“I took some time off and didn’t know what to do. I’d hit up Randy just to see what was going on,” Schlegel said. They discussed the Roxy space and quickly hatched a vision for it. “We were like ‘Hey, let’s give it a shot.’”
The duo will create a new event space out of an open-air storage area in the rear of the approximately 2,700-square-foot building. Schlegel said they want Get Tight’s stage to be a gathering place for artistic locals of all ages to hang out and perform.
“It’s for students, professors and neighbors. We want to embrace the (VCU arts) school and neighborhood. None of the too-cool vibe here,” O’Dell added.
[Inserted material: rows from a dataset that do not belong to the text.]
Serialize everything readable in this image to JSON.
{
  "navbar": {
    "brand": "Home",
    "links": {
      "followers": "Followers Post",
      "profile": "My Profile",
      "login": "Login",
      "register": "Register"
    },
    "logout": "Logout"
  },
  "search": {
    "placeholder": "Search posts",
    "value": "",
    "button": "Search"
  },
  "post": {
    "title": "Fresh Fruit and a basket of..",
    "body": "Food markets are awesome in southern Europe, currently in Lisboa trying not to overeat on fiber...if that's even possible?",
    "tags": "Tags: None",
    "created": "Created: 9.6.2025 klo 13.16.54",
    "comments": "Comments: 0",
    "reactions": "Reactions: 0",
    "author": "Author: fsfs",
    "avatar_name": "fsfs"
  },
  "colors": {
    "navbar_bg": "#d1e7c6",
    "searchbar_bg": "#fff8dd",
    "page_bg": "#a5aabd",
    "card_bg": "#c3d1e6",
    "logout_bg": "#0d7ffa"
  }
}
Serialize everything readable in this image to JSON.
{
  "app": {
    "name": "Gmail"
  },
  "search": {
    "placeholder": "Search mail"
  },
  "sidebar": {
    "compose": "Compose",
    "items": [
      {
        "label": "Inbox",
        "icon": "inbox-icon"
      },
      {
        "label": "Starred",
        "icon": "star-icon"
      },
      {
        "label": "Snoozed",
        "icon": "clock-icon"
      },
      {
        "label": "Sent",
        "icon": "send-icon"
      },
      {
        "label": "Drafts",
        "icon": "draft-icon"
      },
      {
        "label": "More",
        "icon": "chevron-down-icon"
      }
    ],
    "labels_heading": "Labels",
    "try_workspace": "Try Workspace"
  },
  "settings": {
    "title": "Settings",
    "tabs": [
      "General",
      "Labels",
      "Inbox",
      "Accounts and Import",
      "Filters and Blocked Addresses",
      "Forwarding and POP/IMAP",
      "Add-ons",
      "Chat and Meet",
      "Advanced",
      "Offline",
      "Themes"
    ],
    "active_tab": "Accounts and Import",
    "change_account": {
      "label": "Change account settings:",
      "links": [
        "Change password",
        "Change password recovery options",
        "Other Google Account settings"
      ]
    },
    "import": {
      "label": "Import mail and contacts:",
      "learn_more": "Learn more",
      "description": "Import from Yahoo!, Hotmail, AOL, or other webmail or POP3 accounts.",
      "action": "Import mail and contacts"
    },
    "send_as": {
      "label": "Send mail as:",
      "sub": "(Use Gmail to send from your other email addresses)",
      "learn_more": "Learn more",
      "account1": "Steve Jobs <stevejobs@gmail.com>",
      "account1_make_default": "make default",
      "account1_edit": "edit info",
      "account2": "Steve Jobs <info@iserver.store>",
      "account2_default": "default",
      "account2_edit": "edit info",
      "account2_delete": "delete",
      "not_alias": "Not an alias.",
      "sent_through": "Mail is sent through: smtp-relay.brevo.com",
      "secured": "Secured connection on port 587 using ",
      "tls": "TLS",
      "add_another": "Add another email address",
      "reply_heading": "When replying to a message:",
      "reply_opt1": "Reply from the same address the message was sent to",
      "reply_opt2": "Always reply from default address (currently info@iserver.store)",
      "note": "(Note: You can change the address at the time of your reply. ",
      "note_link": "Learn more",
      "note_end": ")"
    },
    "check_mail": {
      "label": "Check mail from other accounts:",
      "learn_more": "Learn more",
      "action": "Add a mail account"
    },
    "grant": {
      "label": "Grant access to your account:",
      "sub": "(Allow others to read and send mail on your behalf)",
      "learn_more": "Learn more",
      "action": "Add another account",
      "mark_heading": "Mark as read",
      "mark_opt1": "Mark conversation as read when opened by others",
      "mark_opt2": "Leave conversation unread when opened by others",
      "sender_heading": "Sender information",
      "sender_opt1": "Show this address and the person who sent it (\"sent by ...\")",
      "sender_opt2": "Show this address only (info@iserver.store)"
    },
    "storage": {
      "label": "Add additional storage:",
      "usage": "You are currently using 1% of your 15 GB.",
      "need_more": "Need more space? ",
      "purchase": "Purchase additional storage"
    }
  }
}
Schlegel said they’re planning to host things like karaoke, spoken word events, live podcasts and more.
“We also want to do some Texas two-step dance lessons,” he said.
Get Tight’s food menu will be headlined by pit beef, which hails from Schlegel’s hometown of Baltimore. The dish is made from a big piece of round steak that’s dressed with a rub and cooked over an open flame, sliced thin and often put on sandwiches.
“They call it Baltimore barbecue. When you say barbecue to people, they assume it’s smoked, or slow cooked in an oven. They don’t think it’s cooked on an open pit,” Schlegel said.
“We didn’t want to do cuisine that was dependent on a chef that could go elsewhere. The thing that came to mind was something that’s easy, delicious and wasn’t around here, and that’s pit beef.”
Get Tight’s pit beef sandwiches will be topped with yellow onion, horseradish and a house-made barbecue sauce. Schlegel said they plan to pit-cook cuts of ham and turkey, as well as a vegan option involving beets.
“I’m excited to introduce it to people here who’ve never heard of it or had it,” Schlegel said.
They’ve also developed Get Tight Light, a 4-percent alcohol-by-volume lager brewed for Get Tight by Tabol Brewing, a Northside brewery that Schlegel connected with while at Fuzzy Cactus.
Taps at Get Tight will pour mezcal, tequila and whiskey, and its cocktail menu will include things like a vegan horchata mezcal made with cold brewed coffee from Blanchard’s Coffee Roasting Co., which has a location just around the corner from Get Tight on Morris Street.
O’Dell and Schlegel said the name “Get Tight” is a reference to a slang phrase from the 1970s, usually meaning to go have a few drinks. The interior of the restaurant is also an homage to that era with its purple neon lights behind the bar and a color palette with muted oranges, browns and yellows.
“With all the wood paneling on the side, we want to make it feel like you’re hanging out at a friend’s basement, a kind of a retro vibe,” Schlegel said.
Schlegel and O’Dell are currently finishing up work on the space and hiring staff, with plans to open later this month.
“I can’t wait to see the response,” O’Dell said. “It’s so exciting. It’s something totally different.”